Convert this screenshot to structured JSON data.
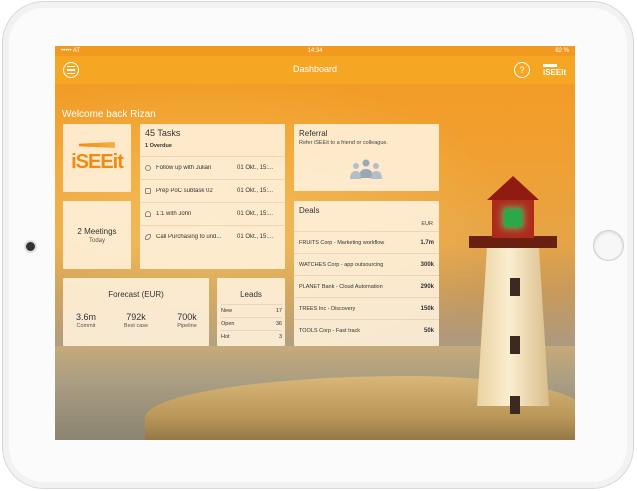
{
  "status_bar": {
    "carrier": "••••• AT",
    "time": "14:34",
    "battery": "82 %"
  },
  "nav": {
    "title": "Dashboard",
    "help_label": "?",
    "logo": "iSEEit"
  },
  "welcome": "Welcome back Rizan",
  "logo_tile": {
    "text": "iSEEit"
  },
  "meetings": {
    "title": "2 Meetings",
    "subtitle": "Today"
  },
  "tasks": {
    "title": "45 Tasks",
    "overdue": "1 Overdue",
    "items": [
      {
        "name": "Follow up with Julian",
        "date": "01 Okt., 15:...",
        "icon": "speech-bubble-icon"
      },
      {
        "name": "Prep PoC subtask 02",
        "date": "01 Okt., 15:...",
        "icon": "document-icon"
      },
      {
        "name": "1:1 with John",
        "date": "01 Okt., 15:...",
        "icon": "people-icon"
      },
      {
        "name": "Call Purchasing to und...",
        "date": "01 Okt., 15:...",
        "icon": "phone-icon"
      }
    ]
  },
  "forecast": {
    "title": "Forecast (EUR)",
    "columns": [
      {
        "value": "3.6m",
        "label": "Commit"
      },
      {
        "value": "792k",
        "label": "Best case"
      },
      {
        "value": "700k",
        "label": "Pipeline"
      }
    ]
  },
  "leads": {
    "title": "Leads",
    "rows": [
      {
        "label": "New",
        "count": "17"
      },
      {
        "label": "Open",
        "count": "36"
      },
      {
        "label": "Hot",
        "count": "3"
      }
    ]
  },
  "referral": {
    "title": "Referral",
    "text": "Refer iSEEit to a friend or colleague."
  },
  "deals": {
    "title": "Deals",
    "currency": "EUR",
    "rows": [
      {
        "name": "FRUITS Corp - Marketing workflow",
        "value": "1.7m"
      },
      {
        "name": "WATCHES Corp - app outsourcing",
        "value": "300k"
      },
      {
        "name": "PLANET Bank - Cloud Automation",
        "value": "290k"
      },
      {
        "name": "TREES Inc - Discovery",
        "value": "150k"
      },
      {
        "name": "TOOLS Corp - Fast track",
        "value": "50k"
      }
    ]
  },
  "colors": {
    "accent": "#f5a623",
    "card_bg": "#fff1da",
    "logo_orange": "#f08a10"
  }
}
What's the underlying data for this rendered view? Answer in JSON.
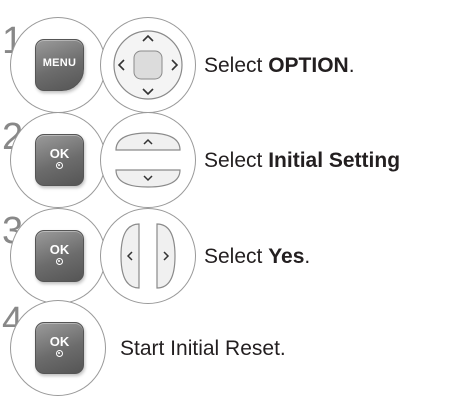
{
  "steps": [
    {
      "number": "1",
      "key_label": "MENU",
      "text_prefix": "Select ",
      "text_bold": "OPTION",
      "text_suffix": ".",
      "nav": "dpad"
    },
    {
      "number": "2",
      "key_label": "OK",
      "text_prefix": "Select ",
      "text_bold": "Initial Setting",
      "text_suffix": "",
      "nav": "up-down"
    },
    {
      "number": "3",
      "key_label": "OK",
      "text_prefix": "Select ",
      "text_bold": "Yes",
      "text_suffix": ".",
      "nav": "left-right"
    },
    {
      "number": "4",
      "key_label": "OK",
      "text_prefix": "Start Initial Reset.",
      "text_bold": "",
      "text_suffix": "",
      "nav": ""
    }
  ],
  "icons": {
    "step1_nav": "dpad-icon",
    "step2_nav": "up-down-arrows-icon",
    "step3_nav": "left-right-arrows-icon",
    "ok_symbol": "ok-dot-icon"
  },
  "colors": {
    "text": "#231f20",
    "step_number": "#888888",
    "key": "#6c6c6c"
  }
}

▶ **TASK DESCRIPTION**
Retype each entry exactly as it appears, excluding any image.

▶ **TASK RESPONSE**
Convert this screenshot to structured JSON data.
{
  "status_bar": {
    "carrier": "••••• AT",
    "time": "14:34",
    "battery": "82 %"
  },
  "nav": {
    "title": "Dashboard",
    "help_label": "?",
    "logo": "iSEEit"
  },
  "welcome": "Welcome back Rizan",
  "logo_tile": {
    "text": "iSEEit"
  },
  "meetings": {
    "title": "2 Meetings",
    "subtitle": "Today"
  },
  "tasks": {
    "title": "45 Tasks",
    "overdue": "1 Overdue",
    "items": [
      {
        "name": "Follow up with Julian",
        "date": "01 Okt., 15:...",
        "icon": "speech-bubble-icon"
      },
      {
        "name": "Prep PoC subtask 02",
        "date": "01 Okt., 15:...",
        "icon": "document-icon"
      },
      {
        "name": "1:1 with John",
        "date": "01 Okt., 15:...",
        "icon": "people-icon"
      },
      {
        "name": "Call Purchasing to und...",
        "date": "01 Okt., 15:...",
        "icon": "phone-icon"
      }
    ]
  },
  "forecast": {
    "title": "Forecast (EUR)",
    "columns": [
      {
        "value": "3.6m",
        "label": "Commit"
      },
      {
        "value": "792k",
        "label": "Best case"
      },
      {
        "value": "700k",
        "label": "Pipeline"
      }
    ]
  },
  "leads": {
    "title": "Leads",
    "rows": [
      {
        "label": "New",
        "count": "17"
      },
      {
        "label": "Open",
        "count": "36"
      },
      {
        "label": "Hot",
        "count": "3"
      }
    ]
  },
  "referral": {
    "title": "Referral",
    "text": "Refer iSEEit to a friend or colleague."
  },
  "deals": {
    "title": "Deals",
    "currency": "EUR",
    "rows": [
      {
        "name": "FRUITS Corp - Marketing workflow",
        "value": "1.7m"
      },
      {
        "name": "WATCHES Corp - app outsourcing",
        "value": "300k"
      },
      {
        "name": "PLANET Bank - Cloud Automation",
        "value": "290k"
      },
      {
        "name": "TREES Inc - Discovery",
        "value": "150k"
      },
      {
        "name": "TOOLS Corp - Fast track",
        "value": "50k"
      }
    ]
  },
  "colors": {
    "accent": "#f5a623",
    "card_bg": "#fff1da",
    "logo_orange": "#f08a10"
  }
}
What's the underlying data for this rendered view? Answer in JSON.
{
  "steps": [
    {
      "number": "1",
      "key_label": "MENU",
      "text_prefix": "Select ",
      "text_bold": "OPTION",
      "text_suffix": ".",
      "nav": "dpad"
    },
    {
      "number": "2",
      "key_label": "OK",
      "text_prefix": "Select ",
      "text_bold": "Initial Setting",
      "text_suffix": "",
      "nav": "up-down"
    },
    {
      "number": "3",
      "key_label": "OK",
      "text_prefix": "Select ",
      "text_bold": "Yes",
      "text_suffix": ".",
      "nav": "left-right"
    },
    {
      "number": "4",
      "key_label": "OK",
      "text_prefix": "Start Initial Reset.",
      "text_bold": "",
      "text_suffix": "",
      "nav": ""
    }
  ],
  "icons": {
    "step1_nav": "dpad-icon",
    "step2_nav": "up-down-arrows-icon",
    "step3_nav": "left-right-arrows-icon",
    "ok_symbol": "ok-dot-icon"
  },
  "colors": {
    "text": "#231f20",
    "step_number": "#888888",
    "key": "#6c6c6c"
  }
}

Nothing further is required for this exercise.